Although hepatitis E disease is very rare among people in the United States, many have HEV antibodies in their blood -- evidence that they were once infected with the virus, even though it did not make them sick. The finding raises questions about whether there is any connection between rats and HEV infection in humans. A report of the study appears in the August 1999 issue of the American Journal of Tropical Medicine and Hygiene.
Scientists analyzed blood samples from 239 rats captured in alleyways in Baltimore, MD, along the Mississippi River levee in New Orleans, LA, and in urban and rural areas of Hawaii. Tests revealed that more than 80 percent of the rats had HEV antibodies in their blood, evidence of prior HEV infection. Yamina Kabrane-Lazizi, Ph.D., of the National Institute of Allergy and Infectious Diseases (NIAID) was lead author of the study. Her collaborators included scientists from the National Institute of Neurological Disorders and Stroke, the Johns Hopkins School of Public Health in Baltimore, and the John A. Burns School of Medicine in Honolulu, HI.
Hepatitis E disease generally affects young adults and usually is not life-threatening, except in pregnant women infected with the virus where fatality rates of 15 to 20 percent have been reported. According to the Centers for Disease Control and Prevention (CDC), virtually all cases of hepatitis E disease in the United States have occurred among travelers returning from developing countries, where the disease is endemic and spread through contaminated drinking water. Nevertheless, tests show that between 1 and 5 percent of healthy blood donors in the United States have HEV antibodies in their blood.
"Since hepatitis E is so rare in this country, it's puzzling that so many people
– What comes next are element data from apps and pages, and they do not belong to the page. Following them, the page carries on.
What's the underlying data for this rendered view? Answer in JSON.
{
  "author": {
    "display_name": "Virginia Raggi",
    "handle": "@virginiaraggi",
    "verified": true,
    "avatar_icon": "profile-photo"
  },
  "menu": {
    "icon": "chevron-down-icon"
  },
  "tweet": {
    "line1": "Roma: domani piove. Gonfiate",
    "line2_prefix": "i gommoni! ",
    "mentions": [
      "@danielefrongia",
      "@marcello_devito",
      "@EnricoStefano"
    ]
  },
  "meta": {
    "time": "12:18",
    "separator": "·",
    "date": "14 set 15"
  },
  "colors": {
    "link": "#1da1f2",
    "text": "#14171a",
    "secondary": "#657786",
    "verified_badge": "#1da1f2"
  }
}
have antibodies to the virus in their bloo
Contact: John Bowersox
NIH/National Institute of Allergy and Infectious Diseases